[Excerpts from an interface dataset]
......
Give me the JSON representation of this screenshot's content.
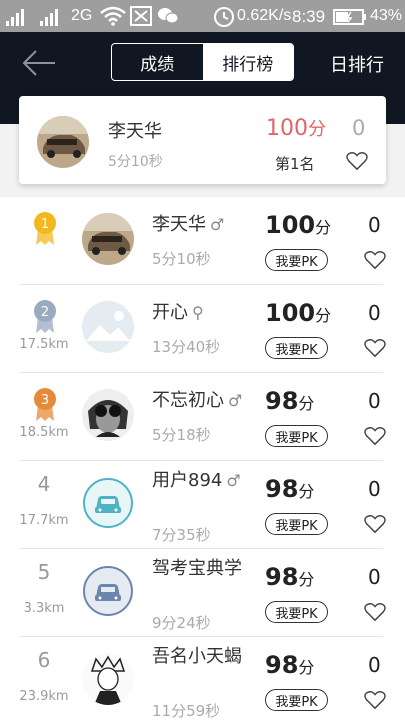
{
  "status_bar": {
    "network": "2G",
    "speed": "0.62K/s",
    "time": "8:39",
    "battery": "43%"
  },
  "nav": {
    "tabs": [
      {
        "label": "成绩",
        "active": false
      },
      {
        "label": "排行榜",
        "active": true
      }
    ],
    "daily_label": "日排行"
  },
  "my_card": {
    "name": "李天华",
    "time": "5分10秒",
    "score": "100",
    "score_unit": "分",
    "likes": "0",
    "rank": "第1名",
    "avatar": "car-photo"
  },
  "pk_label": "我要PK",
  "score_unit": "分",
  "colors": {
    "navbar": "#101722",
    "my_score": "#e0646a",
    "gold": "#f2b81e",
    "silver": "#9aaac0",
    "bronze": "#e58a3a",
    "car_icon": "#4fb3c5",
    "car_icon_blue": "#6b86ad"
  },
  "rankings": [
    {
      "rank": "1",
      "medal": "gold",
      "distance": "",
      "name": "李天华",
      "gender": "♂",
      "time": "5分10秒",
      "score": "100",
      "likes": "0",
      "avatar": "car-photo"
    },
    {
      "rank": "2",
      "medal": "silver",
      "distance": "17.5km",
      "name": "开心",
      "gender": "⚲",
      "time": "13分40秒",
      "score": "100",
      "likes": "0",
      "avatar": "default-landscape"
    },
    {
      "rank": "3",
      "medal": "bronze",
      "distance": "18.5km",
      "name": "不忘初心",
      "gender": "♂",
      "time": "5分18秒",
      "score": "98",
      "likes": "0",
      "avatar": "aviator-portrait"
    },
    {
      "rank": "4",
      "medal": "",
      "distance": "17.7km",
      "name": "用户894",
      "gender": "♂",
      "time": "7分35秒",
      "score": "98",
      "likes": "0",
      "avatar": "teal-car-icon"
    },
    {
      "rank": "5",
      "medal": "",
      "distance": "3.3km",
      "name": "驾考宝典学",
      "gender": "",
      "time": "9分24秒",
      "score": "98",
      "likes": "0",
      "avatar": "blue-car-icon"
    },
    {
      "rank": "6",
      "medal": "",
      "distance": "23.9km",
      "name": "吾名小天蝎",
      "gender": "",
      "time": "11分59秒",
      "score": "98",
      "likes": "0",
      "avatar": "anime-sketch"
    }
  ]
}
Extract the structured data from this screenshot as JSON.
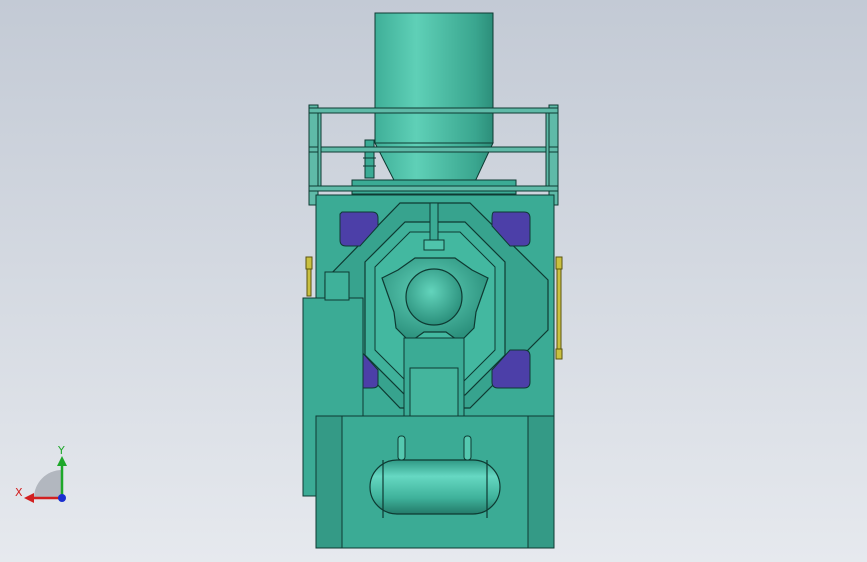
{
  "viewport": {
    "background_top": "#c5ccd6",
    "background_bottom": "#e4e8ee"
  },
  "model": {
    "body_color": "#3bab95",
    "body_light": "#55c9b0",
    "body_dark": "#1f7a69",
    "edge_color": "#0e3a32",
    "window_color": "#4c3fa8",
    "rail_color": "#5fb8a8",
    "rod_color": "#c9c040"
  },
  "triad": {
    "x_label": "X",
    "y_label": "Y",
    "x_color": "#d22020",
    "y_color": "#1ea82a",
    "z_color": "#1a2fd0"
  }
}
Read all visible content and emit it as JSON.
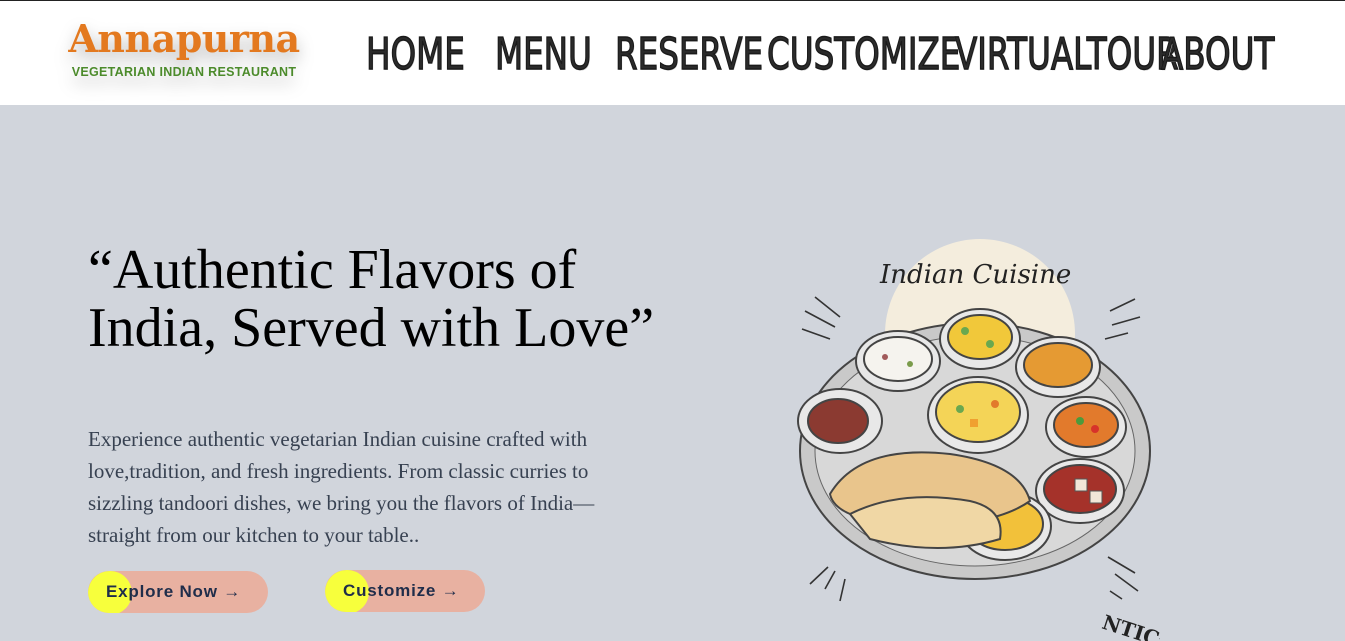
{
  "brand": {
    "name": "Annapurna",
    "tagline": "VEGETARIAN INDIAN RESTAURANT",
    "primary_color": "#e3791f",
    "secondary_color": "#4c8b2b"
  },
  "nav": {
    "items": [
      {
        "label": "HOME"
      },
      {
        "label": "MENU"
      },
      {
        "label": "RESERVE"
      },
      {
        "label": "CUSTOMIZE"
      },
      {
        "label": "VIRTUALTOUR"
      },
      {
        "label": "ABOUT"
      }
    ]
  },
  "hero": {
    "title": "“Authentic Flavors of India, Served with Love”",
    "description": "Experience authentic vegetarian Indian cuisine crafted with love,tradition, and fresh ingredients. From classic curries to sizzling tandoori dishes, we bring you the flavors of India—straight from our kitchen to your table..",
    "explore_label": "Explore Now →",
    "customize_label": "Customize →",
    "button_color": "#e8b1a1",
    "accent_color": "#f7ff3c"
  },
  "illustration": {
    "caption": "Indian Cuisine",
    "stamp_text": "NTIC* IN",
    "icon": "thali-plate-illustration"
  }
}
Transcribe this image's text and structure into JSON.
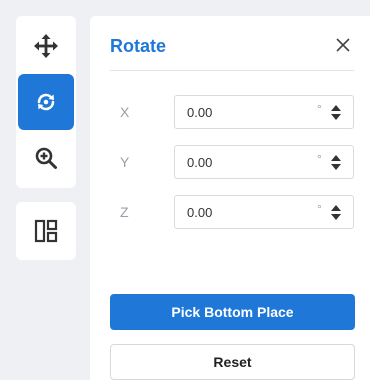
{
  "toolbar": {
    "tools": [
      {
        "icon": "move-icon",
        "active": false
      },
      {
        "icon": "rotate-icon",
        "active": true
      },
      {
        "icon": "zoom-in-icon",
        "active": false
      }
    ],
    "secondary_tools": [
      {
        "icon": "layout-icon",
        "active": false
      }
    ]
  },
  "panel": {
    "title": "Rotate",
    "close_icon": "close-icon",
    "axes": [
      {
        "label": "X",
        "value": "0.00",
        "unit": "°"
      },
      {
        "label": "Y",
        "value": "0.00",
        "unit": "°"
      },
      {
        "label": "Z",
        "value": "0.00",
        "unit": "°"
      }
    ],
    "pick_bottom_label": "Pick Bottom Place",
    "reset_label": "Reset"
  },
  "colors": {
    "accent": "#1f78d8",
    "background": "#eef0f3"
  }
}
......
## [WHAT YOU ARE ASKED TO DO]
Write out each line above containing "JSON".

## [RESPONSE BELOW]
Give me the JSON representation of this screenshot's content.
Extract the structured data from this screenshot as JSON.
Read all visible content and emit it as JSON.
Transcribe this image's text and structure into JSON.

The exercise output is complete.